FOREQUARTERS

The shoulders are moderately sloping; forelegs heavily boned and muscled, straight to the pasterns when viewed from the front. Pasterns are short and strong and slightly sloping when viewed from the side. The feet are of the snowshoe type, tight and deep, with well-cushioned pads, giving a firm, compact appearance. The feet are large, toes tight fitting and well arched. There is a protective growth of hair between the toes. The pads are thick and tough; toenails short and strong.

COAT

The Malamute has a thick, coarse guard coat, never long and soft. The undercoat is dense, from one to two inches in depth, oily and woolly. The coarse guard coat varies in length as does the undercoat. The coat is relatively short to medium along the sides of the body, with the length of the coat increasing around the shoulders and neck, down the back, over the rump, and in the breeching and plume. Malamutes usually have a shorter and less dense coat during the summer months. The Malamute is shown naturally. Trimming is not acceptable except to provide a clean cut appearance of feet.

HINDQUARTERS

The rear legs are broad and heavily muscled through the thighs; stifles moderately bent; hock joints are moderately bent and well let down. When viewed from the rear, the legs stand and move true in line with the movement of the front legs, not too close or too wide.

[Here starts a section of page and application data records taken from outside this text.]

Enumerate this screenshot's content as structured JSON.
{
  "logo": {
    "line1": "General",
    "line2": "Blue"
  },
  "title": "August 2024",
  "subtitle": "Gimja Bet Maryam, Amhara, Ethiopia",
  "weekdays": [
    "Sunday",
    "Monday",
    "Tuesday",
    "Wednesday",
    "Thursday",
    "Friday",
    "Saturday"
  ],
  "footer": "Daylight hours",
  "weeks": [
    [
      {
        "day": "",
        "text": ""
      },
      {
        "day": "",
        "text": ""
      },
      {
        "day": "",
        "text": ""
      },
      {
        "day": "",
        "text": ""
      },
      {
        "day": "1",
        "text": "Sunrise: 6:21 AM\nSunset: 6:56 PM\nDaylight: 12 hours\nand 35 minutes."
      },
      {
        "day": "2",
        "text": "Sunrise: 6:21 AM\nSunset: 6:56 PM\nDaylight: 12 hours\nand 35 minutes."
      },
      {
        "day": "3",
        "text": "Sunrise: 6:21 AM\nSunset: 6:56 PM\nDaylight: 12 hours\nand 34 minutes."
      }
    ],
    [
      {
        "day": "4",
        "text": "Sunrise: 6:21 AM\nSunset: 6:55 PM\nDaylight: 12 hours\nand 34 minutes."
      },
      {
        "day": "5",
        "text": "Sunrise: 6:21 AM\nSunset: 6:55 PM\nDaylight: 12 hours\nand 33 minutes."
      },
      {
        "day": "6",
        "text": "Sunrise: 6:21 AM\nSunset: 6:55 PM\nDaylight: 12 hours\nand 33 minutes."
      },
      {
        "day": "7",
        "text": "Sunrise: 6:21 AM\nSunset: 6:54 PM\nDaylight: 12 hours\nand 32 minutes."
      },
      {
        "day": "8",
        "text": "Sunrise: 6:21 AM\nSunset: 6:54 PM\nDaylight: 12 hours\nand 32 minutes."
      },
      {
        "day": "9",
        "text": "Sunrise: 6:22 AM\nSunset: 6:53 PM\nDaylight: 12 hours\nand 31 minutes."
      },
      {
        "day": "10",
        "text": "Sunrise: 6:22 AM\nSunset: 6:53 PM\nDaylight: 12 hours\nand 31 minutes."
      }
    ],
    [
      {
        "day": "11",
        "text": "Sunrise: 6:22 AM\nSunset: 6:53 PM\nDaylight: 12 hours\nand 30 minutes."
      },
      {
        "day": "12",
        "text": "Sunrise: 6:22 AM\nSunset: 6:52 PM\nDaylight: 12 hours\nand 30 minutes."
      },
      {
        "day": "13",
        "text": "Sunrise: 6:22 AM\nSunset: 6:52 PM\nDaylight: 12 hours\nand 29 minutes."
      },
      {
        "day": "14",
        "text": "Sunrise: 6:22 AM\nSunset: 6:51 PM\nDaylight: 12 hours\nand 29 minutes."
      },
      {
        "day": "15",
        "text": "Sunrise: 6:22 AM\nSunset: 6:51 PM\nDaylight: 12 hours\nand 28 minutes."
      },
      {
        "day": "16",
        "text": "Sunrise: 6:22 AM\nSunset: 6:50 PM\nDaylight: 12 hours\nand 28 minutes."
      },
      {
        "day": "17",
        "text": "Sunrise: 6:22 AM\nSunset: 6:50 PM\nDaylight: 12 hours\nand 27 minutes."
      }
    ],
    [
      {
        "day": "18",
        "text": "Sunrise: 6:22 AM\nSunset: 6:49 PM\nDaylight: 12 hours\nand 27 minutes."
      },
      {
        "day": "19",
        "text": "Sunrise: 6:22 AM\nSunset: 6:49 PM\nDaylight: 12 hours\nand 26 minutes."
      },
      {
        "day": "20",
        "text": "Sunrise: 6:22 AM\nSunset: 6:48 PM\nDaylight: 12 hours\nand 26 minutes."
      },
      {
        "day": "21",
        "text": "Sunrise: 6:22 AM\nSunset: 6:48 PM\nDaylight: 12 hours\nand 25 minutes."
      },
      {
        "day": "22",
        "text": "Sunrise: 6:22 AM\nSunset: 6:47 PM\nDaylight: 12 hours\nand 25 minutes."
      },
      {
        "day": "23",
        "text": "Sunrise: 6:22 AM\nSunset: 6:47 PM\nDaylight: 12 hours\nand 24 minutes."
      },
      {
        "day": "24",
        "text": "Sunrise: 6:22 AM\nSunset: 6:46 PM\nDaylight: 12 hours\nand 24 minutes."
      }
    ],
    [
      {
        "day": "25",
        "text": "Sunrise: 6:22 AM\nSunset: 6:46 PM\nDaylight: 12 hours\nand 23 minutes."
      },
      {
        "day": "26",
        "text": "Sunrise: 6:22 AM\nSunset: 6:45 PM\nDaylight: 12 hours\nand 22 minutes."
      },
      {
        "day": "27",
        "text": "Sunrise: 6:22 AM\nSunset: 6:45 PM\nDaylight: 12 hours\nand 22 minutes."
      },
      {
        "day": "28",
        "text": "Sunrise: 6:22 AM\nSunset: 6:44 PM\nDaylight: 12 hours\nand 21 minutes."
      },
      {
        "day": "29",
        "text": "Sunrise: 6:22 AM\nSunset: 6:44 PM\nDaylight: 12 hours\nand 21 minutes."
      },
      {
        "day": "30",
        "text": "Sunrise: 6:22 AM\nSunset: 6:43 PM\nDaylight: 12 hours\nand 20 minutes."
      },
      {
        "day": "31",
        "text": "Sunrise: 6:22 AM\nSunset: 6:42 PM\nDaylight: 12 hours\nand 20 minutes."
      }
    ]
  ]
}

Dewclaws on the rear legs are undesirable and should be removed shortly after puppies are whelped.

1
2
3
4
5
6
Alaskan Malamute Illustration

Colors & Markings

Colors

Description Standard Colors Registration Code
Agouti & White Check Mark For Standard Color 001
Black & White Check Mark For Standard Color 019
Blue & White Check Mark For Standard Color 045
Gray & White Check Mark For Standard Color 105
Red & White Check Mark For Standard Color 146
Sable & White Check Mark For Standard Color 165
Seal & White Check Mark For Standard Color 170
Silver & White Check Mark For Standard Color 182
White Check Mark For Standard Color 199

Markings

Description Standard Markings Registration Code
Black Markings 002
Gray Mask 041
If you have any questions please don't hesitate to contact us at enewsletter@akc.org
https://www.akc.org/wp-admin/admin-ajax.php
https://www.akc.org/wp-admin/admin-ajax.php
https://www.akc.org/subscription/thank-you